When Tiffany Myers was told she would need to deliver her baby via cesarean section at just 30 weeks pregnant, she was shocked. “I had just gotten off the phone with my family telling them I was alright and that I wasn’t delivering the baby yet,” shares Tiffany. “So I had to call my family back and tell them to start heading to the hospital in Tulsa because the doctor needed to deliver my baby within the hour.”
Earlier that same day, Tiffany and her husband had driven to Wagoner from their hometown in Cushing for vacation. “We go to the lake every year with our family and decided to go down a little early before everyone else arrived,” Tiffany shares. “While we were there, I started having a rough time.

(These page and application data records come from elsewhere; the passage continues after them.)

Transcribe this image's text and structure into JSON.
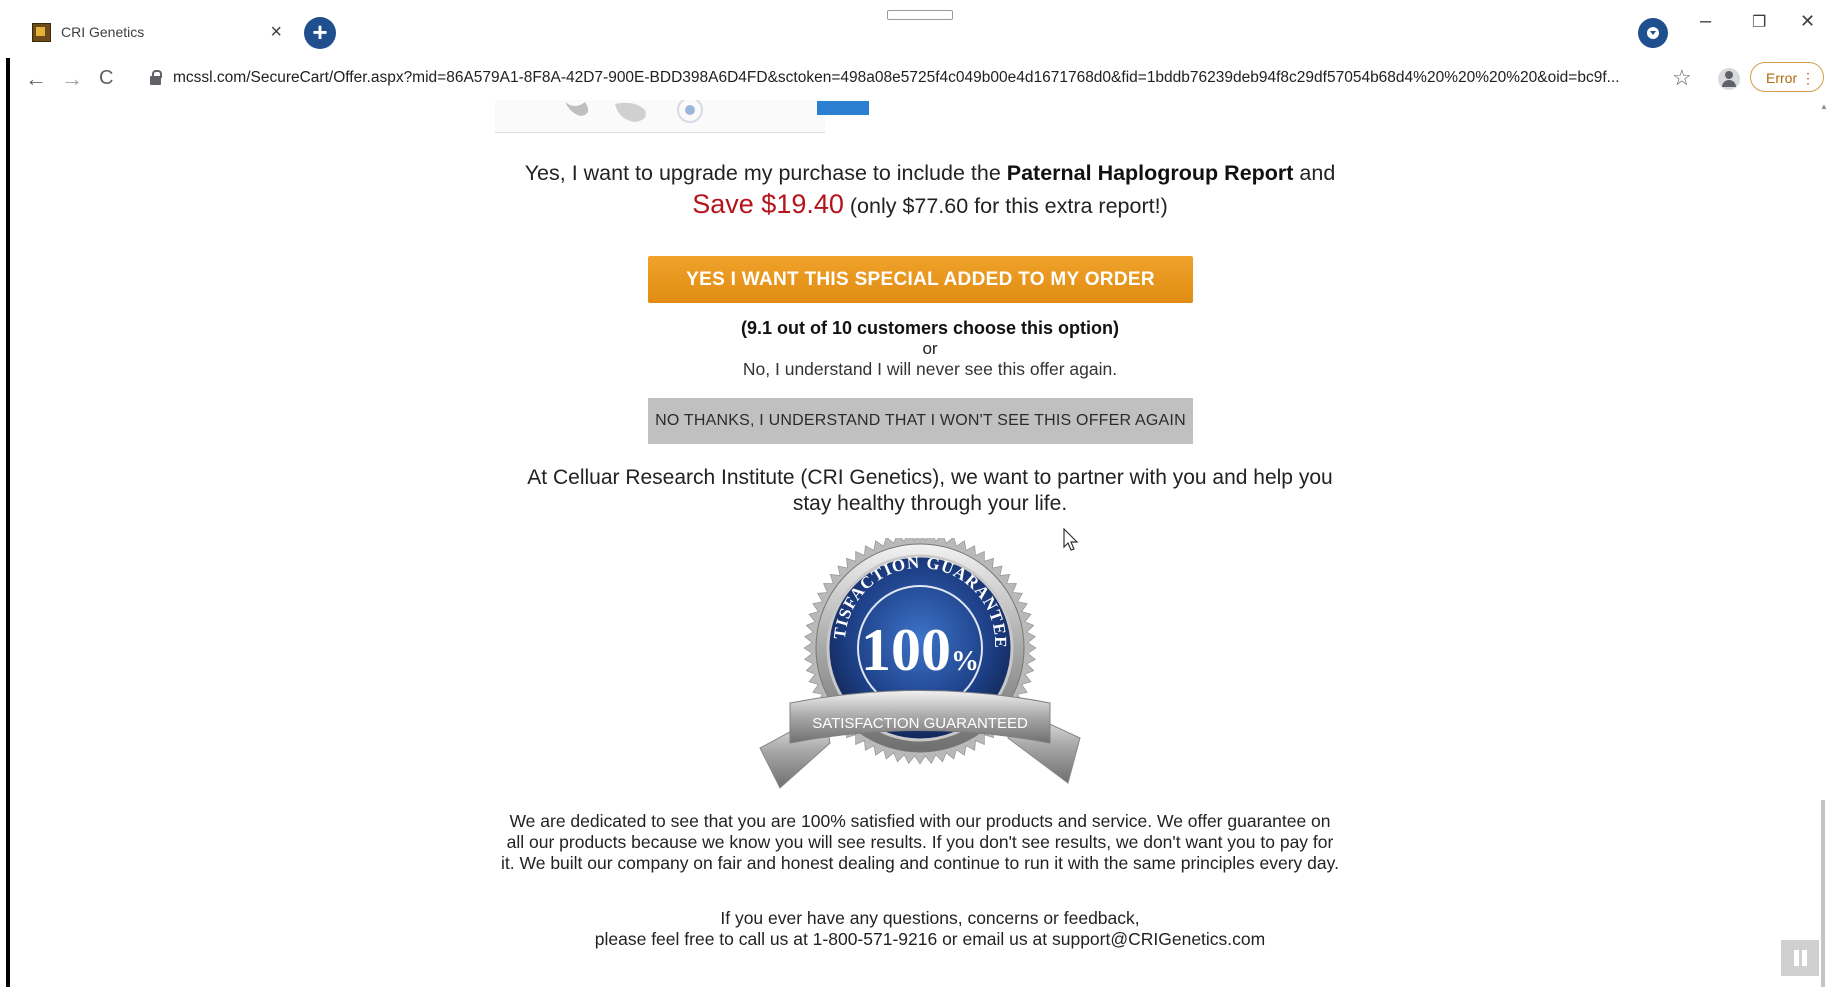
{
  "browser": {
    "tab_title": "CRI Genetics",
    "tab_close": "×",
    "new_tab": "+",
    "url": "mcssl.com/SecureCart/Offer.aspx?mid=86A579A1-8F8A-42D7-900E-BDD398A6D4FD&sctoken=498a08e5725f4c049b00e4d1671768d0&fid=1bddb76239deb94f8c29df57054b68d4%20%20%20%20&oid=bc9f...",
    "error_label": "Error",
    "menu_glyph": "⋮",
    "back": "←",
    "forward": "→",
    "reload": "C",
    "star": "☆",
    "minimize": "–",
    "restore": "❐",
    "close": "✕"
  },
  "offer": {
    "upgrade_prefix": "Yes, I want to upgrade my purchase to include the ",
    "report_name": "Paternal Haplogroup Report",
    "upgrade_suffix": " and",
    "save_text": "Save $19.40",
    "only_text": " (only $77.60 for this extra report!)",
    "yes_button": "YES I WANT THIS SPECIAL ADDED TO MY ORDER",
    "choose_text": "(9.1 out of 10 customers choose this option)",
    "or_text": "or",
    "never_text": "No, I understand I will never see this offer again.",
    "no_button": "NO THANKS, I UNDERSTAND THAT I WON'T SEE THIS OFFER AGAIN"
  },
  "partner": {
    "line1": "At Celluar Research Institute (CRI Genetics), we want to partner with you and help you",
    "line2": "stay healthy through your life."
  },
  "seal": {
    "top_text": "SATISFACTION GUARANTEED",
    "percent": "100",
    "percent_sign": "%",
    "ribbon_text": "SATISFACTION GUARANTEED"
  },
  "guarantee": {
    "line1": "We are dedicated to see that you are 100% satisfied with our products and service. We offer guarantee on",
    "line2": "all our products because we know you will see results. If you don't see results, we don't want you to pay for",
    "line3": "it. We built our company on fair and honest dealing and continue to run it with the same principles every day."
  },
  "contact": {
    "line1": "If you ever have any questions, concerns or feedback,",
    "line2": "please feel free to call us at 1-800-571-9216 or email us at support@CRIGenetics.com"
  },
  "colors": {
    "accent_orange": "#e8951c",
    "save_red": "#b5141b",
    "brand_blue": "#1f4f8f",
    "no_button_gray": "#c0c0c0"
  }
}
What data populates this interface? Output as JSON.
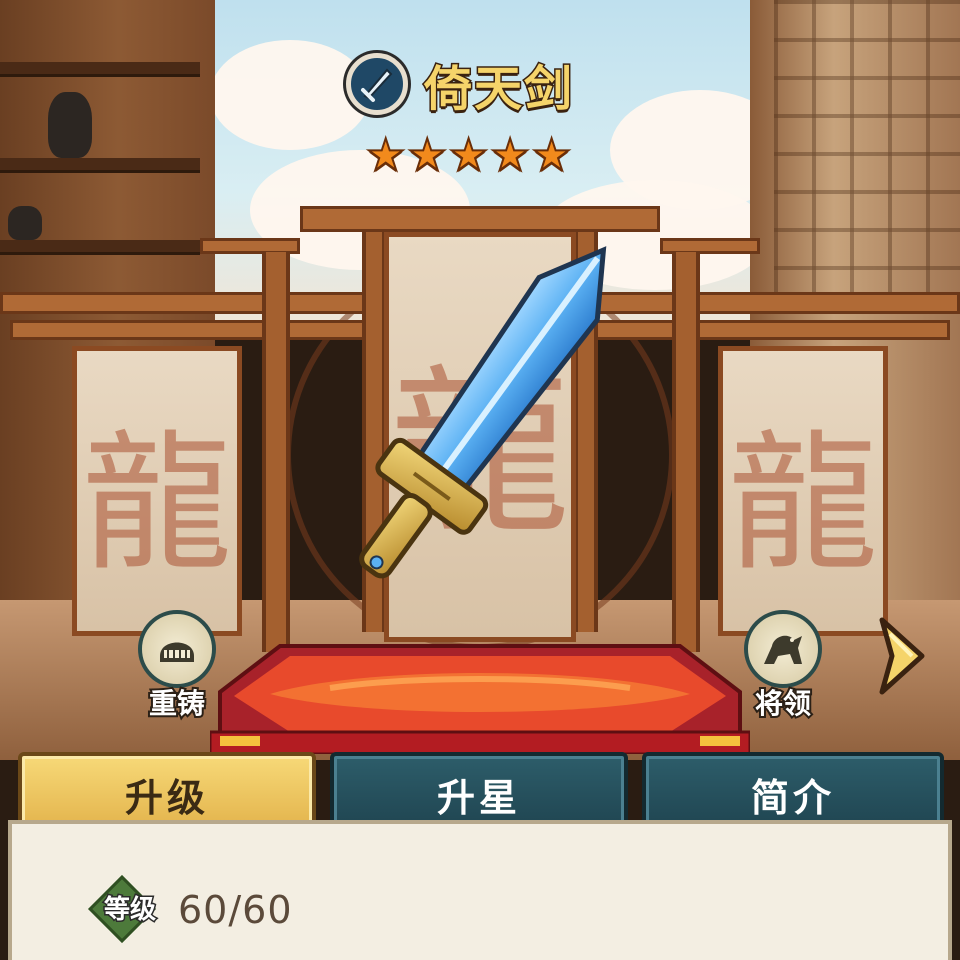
{
  "item": {
    "name": "倚天剑",
    "type_icon": "sword-icon",
    "stars": 5,
    "star_glyph": "★"
  },
  "side_buttons": {
    "recast": {
      "label": "重铸",
      "icon": "helmet-icon"
    },
    "general": {
      "label": "将领",
      "icon": "lion-icon"
    }
  },
  "tabs": [
    {
      "label": "升级",
      "active": true
    },
    {
      "label": "升星",
      "active": false
    },
    {
      "label": "简介",
      "active": false
    }
  ],
  "stats": {
    "level_label": "等级",
    "level_value": "60/60"
  },
  "colors": {
    "title_gold": "#f5d46a",
    "star_orange": "#f28a1c",
    "tab_active": "#e2b24a",
    "tab_inactive": "#1f4450",
    "panel_bg": "#f3eee2"
  }
}
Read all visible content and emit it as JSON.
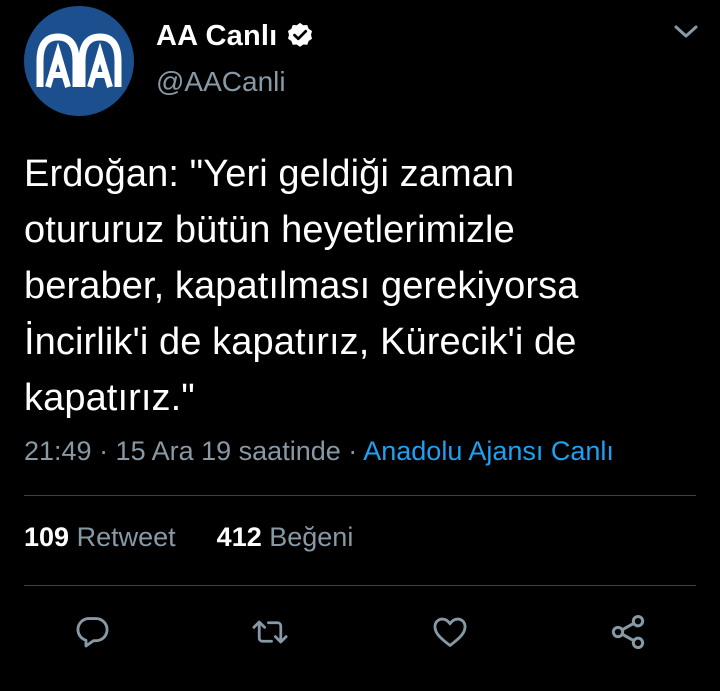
{
  "account": {
    "display_name": "AA Canlı",
    "handle": "@AACanli",
    "verified": true,
    "avatar_text": "AA",
    "avatar_color": "#1b4f8e"
  },
  "tweet": {
    "text_lines": [
      "Erdoğan: \"Yeri geldiği zaman",
      "otururuz bütün heyetlerimizle",
      "beraber, kapatılması gerekiyorsa",
      "İncirlik'i de kapatırız, Kürecik'i de",
      "kapatırız.\""
    ],
    "timestamp": "21:49 · 15 Ara 19 saatinde ·",
    "source": "Anadolu Ajansı Canlı"
  },
  "stats": {
    "retweet_count": "109",
    "retweet_label": "Retweet",
    "like_count": "412",
    "like_label": "Beğeni"
  },
  "actions": [
    {
      "icon": "reply-icon"
    },
    {
      "icon": "retweet-icon"
    },
    {
      "icon": "like-icon"
    },
    {
      "icon": "share-icon"
    }
  ],
  "colors": {
    "background": "#000000",
    "text_primary": "#ffffff",
    "text_secondary": "#8899a6",
    "link": "#1da1f2",
    "divider": "#38444d"
  }
}
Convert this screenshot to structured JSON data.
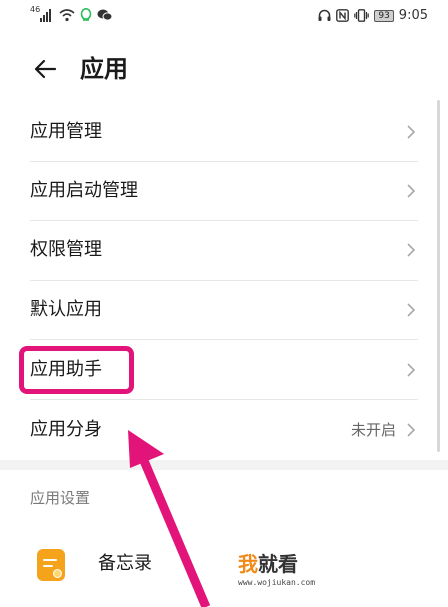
{
  "status_bar": {
    "signal": "46",
    "battery": "93",
    "time": "9:05"
  },
  "header": {
    "title": "应用"
  },
  "menu": [
    {
      "label": "应用管理"
    },
    {
      "label": "应用启动管理"
    },
    {
      "label": "权限管理"
    },
    {
      "label": "默认应用"
    },
    {
      "label": "应用助手"
    },
    {
      "label": "应用分身",
      "value": "未开启"
    }
  ],
  "section": {
    "title": "应用设置"
  },
  "apps": [
    {
      "name": "备忘录",
      "icon": "notepad-icon"
    }
  ],
  "watermark": {
    "char1": "我",
    "char2": "就看",
    "url": "www.wojiukan.com"
  },
  "colors": {
    "highlight": "#e2147a",
    "app_icon": "#f4a31b",
    "watermark_accent": "#f08a1a"
  }
}
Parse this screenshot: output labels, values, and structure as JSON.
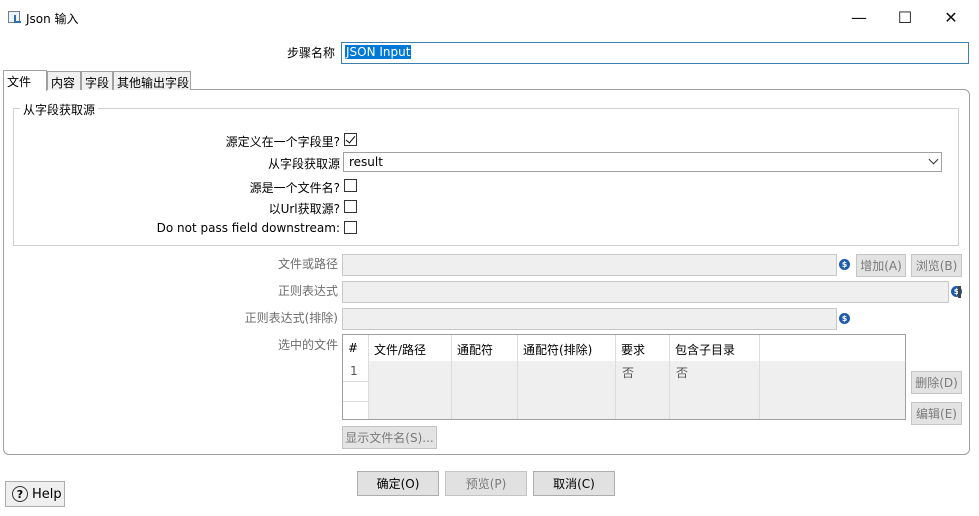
{
  "window": {
    "title": "Json 输入",
    "minimize": "—",
    "maximize": "☐",
    "close": "✕"
  },
  "step_name": {
    "label": "步骤名称",
    "value": "JSON Input"
  },
  "tabs": [
    {
      "label": "文件",
      "active": true
    },
    {
      "label": "内容",
      "active": false
    },
    {
      "label": "字段",
      "active": false
    },
    {
      "label": "其他输出字段",
      "active": false
    }
  ],
  "group": {
    "title": "从字段获取源",
    "source_in_field_label": "源定义在一个字段里?",
    "source_in_field_checked": true,
    "get_source_from_field_label": "从字段获取源",
    "get_source_from_field_value": "result",
    "source_is_filename_label": "源是一个文件名?",
    "source_is_filename_checked": false,
    "read_source_as_url_label": "以Url获取源?",
    "read_source_as_url_checked": false,
    "do_not_pass_label": "Do not pass field downstream:",
    "do_not_pass_checked": false
  },
  "files": {
    "file_or_dir_label": "文件或路径",
    "regex_label": "正则表达式",
    "regex_exclude_label": "正则表达式(排除)",
    "selected_files_label": "选中的文件",
    "add_button": "增加(A)",
    "browse_button": "浏览(B)",
    "delete_button": "删除(D)",
    "edit_button": "编辑(E)",
    "show_filenames_button": "显示文件名(S)...",
    "var_icon": "$",
    "table": {
      "columns": [
        "#",
        "文件/路径",
        "通配符",
        "通配符(排除)",
        "要求",
        "包含子目录"
      ],
      "rows": [
        {
          "num": "1",
          "path": "",
          "wildcard": "",
          "wildcard_exclude": "",
          "required": "否",
          "include_subfolders": "否"
        }
      ]
    }
  },
  "buttons": {
    "ok": "确定(O)",
    "preview": "预览(P)",
    "cancel": "取消(C)",
    "help": "Help",
    "help_icon": "?"
  }
}
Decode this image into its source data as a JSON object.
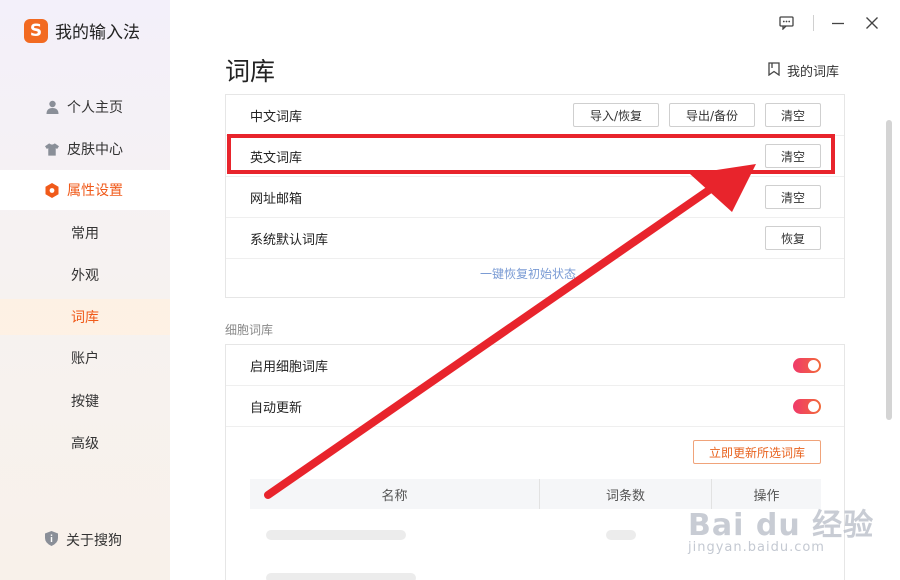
{
  "app": {
    "title": "我的输入法",
    "logo_letter": "S",
    "accent": "#f05a1a"
  },
  "sidebar": {
    "items": [
      {
        "label": "个人主页",
        "icon": "person-icon"
      },
      {
        "label": "皮肤中心",
        "icon": "tshirt-icon"
      },
      {
        "label": "属性设置",
        "icon": "hexagon-icon",
        "active": true
      }
    ],
    "sub_items": [
      {
        "label": "常用"
      },
      {
        "label": "外观"
      },
      {
        "label": "词库",
        "active": true
      },
      {
        "label": "账户"
      },
      {
        "label": "按键"
      },
      {
        "label": "高级"
      }
    ],
    "about": "关于搜狗"
  },
  "header": {
    "title": "词库",
    "my_dict": "我的词库"
  },
  "dict_card": {
    "rows": [
      {
        "label": "中文词库",
        "buttons": [
          "导入/恢复",
          "导出/备份",
          "清空"
        ]
      },
      {
        "label": "英文词库",
        "buttons": [
          "清空"
        ]
      },
      {
        "label": "网址邮箱",
        "buttons": [
          "清空"
        ]
      },
      {
        "label": "系统默认词库",
        "buttons": [
          "恢复"
        ]
      }
    ],
    "restore_all": "一键恢复初始状态"
  },
  "cell_section": {
    "label": "细胞词库",
    "rows": [
      {
        "label": "启用细胞词库",
        "toggle_on": true
      },
      {
        "label": "自动更新",
        "toggle_on": true
      }
    ],
    "update_button": "立即更新所选词库",
    "table_headers": [
      "名称",
      "词条数",
      "操作"
    ]
  },
  "watermark": {
    "main": "Bai du 经验",
    "sub": "jingyan.baidu.com"
  },
  "colors": {
    "highlight": "#e8242c",
    "toggle": "#f0396a"
  }
}
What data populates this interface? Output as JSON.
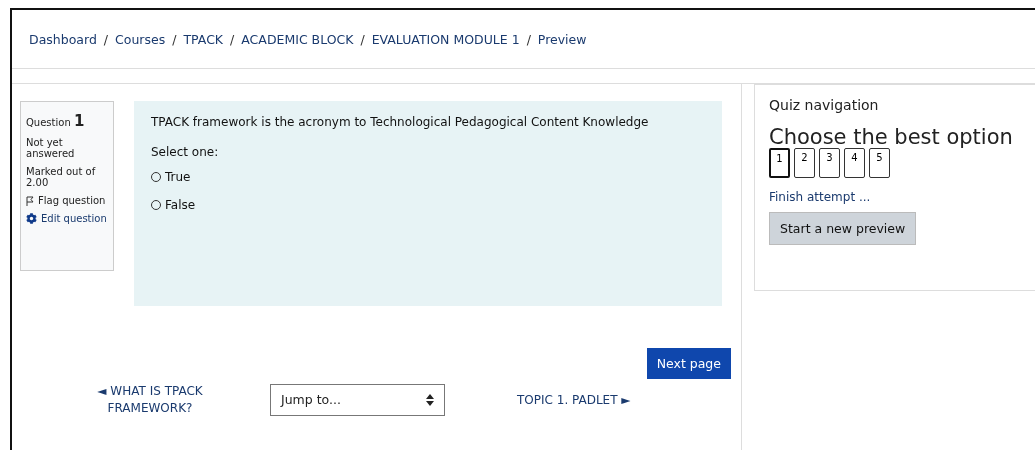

I became really emotional and my feet swelled up and I was just ready to go home, which was strange because I had a great pregnancy up until this point.”
After Tiffany and her husband returned from dinner, Tiffany’s stomach began hurting badly. “I drank some water and ate a little food to try and calm it down, but then my blood pressure started to go up, so we called my OB in Cushing and they said to drive to Tahlequah because there wasn’t an OB in Wagoner.”
Tiffany and her husband arrived in Tahlequah where Tiffany was told she had symptoms of preeclampsia and needed to be transferred to Tulsa. “They asked if I could handle a helicopter ride and I told them I couldn’t so they transferred me by ambulance to the Peggy. V. Helmerich Women’s Health Center at Hillcrest Medical Center.”
Once Tiffany arrived at the Women’s Center in Tulsa, she was immediately evaluated. “As soon as I hit the hospital door, there were doctors and nurses ready to care for me; they were so attentive,” says Tiffany. “Once I was in a room, they started an IV so that they could give me medications to lower my blood pressure. The doctor told me that they would need to complete my lab work and continue to monitor my condition, but that I would need to be on bed rest for 10 weeks. I was devastated and thought, ‘How am I going to survive 10 weeks laying here in bed?’”
Tiffany didn’t wonder for long before her doctor returned to her room and informed her she had HELLP syndrome (hemolysis elevated liver enzymes and low platelet count), which is one of the most severe forms of preeclampsia. “They told me it was getting worse and they needed to deliver the baby within the hour.”
Shortly thereafter, Emilyn was born at 3 pounds, 6.4 ounces on June 6. “She was born right before midnight and taken straight to the NICU (Neonatal Intensive Care Unit). I had to stay in the hospital for four days but they told me Emilyn might have to stay in the NICU for several more weeks, so I knew it was going to be a long process before I could take her home."
During Emilyn’s stay in the NICU, Tiffany recalls her daily visits and the attentive care of the NICU team. “The NICU staff was wonderful and treated us like family,” she shares. “They were always informative of how Emilyn was doing and I just felt like every nurse that came into contact with her was a blessing to her care and sent specifically to take care of my daughter. I just praise the Women’s Health Center NICU; they are top-notch there and I can’t say enough good things about them.”
Tiffany also believes the care and attention helped Emilyn grow stronger. “The second she went to the NICU, I believe it was the love and attention she received from the nurses and her family that helped build her up. We could also tell she was determined to be out in this world and everything would happen on her timeline.”
As the days went on, Tiffany was astonished by how well Emilyn progressed. “Every day was a step in the right direction. She didn’t have any developmental issues with her brain or lungs and she was able to maintain her body temperature well so they moved her to a regular bed within one week instead of three or four like we had prepared for.”
A few weeks later, Tiffany celebrated the Fourth of July with Emilyn in the NICU. “It was just me and her and we watched a video of some fireworks and then I went home,” she says. “The next morning I got a call from the hospital and they asked, ‘Are you ready to take your baby home?’ I was so surprised because her due date wasn’t until August but they told me she was ready to go. I took Emilyn home that very day on July 5, which was less than a month after she was born and one month before her due date!”
Once Tiffany returned to Cushing with Emilyn, she received her follow-up care from Dr. Randy Grellner, a Utica Park Clinic physician, and Courtney Elliot, APRN-CNP.
Fast-forward a few years and Tiffany shares how well Emilyn is doing today. “She is now four years old and is just a beautiful, active and smart young girl,” says Tiffany. “You would never know she was a premature baby. No one believes she was that early when I tell them. She marches to the beat of her own drum just like when she was born. She was ready to make her presence known in this world and she did just that.”
To learn more about the Peggy V. Helmerich Women’s Health Center NICU, click here.